Data about app and page elements

────────────────────

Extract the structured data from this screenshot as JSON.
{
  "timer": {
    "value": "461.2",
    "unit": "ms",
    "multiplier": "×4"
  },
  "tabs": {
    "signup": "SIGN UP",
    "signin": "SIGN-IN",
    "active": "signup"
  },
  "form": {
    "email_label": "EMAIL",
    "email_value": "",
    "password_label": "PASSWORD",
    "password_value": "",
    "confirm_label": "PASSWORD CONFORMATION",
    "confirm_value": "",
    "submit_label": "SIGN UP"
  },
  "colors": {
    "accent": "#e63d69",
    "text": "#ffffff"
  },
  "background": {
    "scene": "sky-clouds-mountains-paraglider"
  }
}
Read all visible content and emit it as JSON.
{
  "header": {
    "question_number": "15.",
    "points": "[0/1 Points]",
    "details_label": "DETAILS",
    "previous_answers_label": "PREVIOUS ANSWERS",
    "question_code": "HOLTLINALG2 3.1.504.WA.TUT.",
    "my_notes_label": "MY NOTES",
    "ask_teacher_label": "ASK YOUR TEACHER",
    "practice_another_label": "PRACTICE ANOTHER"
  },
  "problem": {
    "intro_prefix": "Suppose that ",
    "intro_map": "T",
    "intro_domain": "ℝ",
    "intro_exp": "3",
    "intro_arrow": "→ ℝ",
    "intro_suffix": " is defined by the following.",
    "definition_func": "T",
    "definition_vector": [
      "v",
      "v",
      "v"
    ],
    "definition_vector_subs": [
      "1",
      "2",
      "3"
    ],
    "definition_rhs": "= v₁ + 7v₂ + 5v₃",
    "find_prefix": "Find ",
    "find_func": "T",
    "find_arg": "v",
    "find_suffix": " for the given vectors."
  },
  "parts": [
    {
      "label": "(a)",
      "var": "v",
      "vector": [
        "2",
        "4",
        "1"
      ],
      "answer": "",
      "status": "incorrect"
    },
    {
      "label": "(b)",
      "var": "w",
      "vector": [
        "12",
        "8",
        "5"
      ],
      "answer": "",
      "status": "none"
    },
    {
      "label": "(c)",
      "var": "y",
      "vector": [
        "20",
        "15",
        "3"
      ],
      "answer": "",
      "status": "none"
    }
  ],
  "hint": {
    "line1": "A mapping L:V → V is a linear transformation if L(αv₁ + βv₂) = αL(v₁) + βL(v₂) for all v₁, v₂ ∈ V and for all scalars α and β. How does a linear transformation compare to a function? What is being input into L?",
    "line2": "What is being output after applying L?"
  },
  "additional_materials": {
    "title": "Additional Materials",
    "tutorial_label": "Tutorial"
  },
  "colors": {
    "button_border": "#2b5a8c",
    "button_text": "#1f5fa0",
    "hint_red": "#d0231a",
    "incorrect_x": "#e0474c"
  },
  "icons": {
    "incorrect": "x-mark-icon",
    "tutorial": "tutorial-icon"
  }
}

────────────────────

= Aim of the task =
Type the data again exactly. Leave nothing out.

= Solution to the problem =
Extract the structured data from this screenshot as JSON.
{
  "timer": {
    "value": "461.2",
    "unit": "ms",
    "multiplier": "×4"
  },
  "tabs": {
    "signup": "SIGN UP",
    "signin": "SIGN-IN",
    "active": "signup"
  },
  "form": {
    "email_label": "EMAIL",
    "email_value": "",
    "password_label": "PASSWORD",
    "password_value": "",
    "confirm_label": "PASSWORD CONFORMATION",
    "confirm_value": "",
    "submit_label": "SIGN UP"
  },
  "colors": {
    "accent": "#e63d69",
    "text": "#ffffff"
  },
  "background": {
    "scene": "sky-clouds-mountains-paraglider"
  }
}
Read all visible content and emit it as JSON.
{
  "header": {
    "question_number": "15.",
    "points": "[0/1 Points]",
    "details_label": "DETAILS",
    "previous_answers_label": "PREVIOUS ANSWERS",
    "question_code": "HOLTLINALG2 3.1.504.WA.TUT.",
    "my_notes_label": "MY NOTES",
    "ask_teacher_label": "ASK YOUR TEACHER",
    "practice_another_label": "PRACTICE ANOTHER"
  },
  "problem": {
    "intro_prefix": "Suppose that ",
    "intro_map": "T",
    "intro_domain": "ℝ",
    "intro_exp": "3",
    "intro_arrow": "→ ℝ",
    "intro_suffix": " is defined by the following.",
    "definition_func": "T",
    "definition_vector": [
      "v",
      "v",
      "v"
    ],
    "definition_vector_subs": [
      "1",
      "2",
      "3"
    ],
    "definition_rhs": "= v₁ + 7v₂ + 5v₃",
    "find_prefix": "Find ",
    "find_func": "T",
    "find_arg": "v",
    "find_suffix": " for the given vectors."
  },
  "parts": [
    {
      "label": "(a)",
      "var": "v",
      "vector": [
        "2",
        "4",
        "1"
      ],
      "answer": "",
      "status": "incorrect"
    },
    {
      "label": "(b)",
      "var": "w",
      "vector": [
        "12",
        "8",
        "5"
      ],
      "answer": "",
      "status": "none"
    },
    {
      "label": "(c)",
      "var": "y",
      "vector": [
        "20",
        "15",
        "3"
      ],
      "answer": "",
      "status": "none"
    }
  ],
  "hint": {
    "line1": "A mapping L:V → V is a linear transformation if L(αv₁ + βv₂) = αL(v₁) + βL(v₂) for all v₁, v₂ ∈ V and for all scalars α and β. How does a linear transformation compare to a function? What is being input into L?",
    "line2": "What is being output after applying L?"
  },
  "additional_materials": {
    "title": "Additional Materials",
    "tutorial_label": "Tutorial"
  },
  "colors": {
    "button_border": "#2b5a8c",
    "button_text": "#1f5fa0",
    "hint_red": "#d0231a",
    "incorrect_x": "#e0474c"
  },
  "icons": {
    "incorrect": "x-mark-icon",
    "tutorial": "tutorial-icon"
  }
}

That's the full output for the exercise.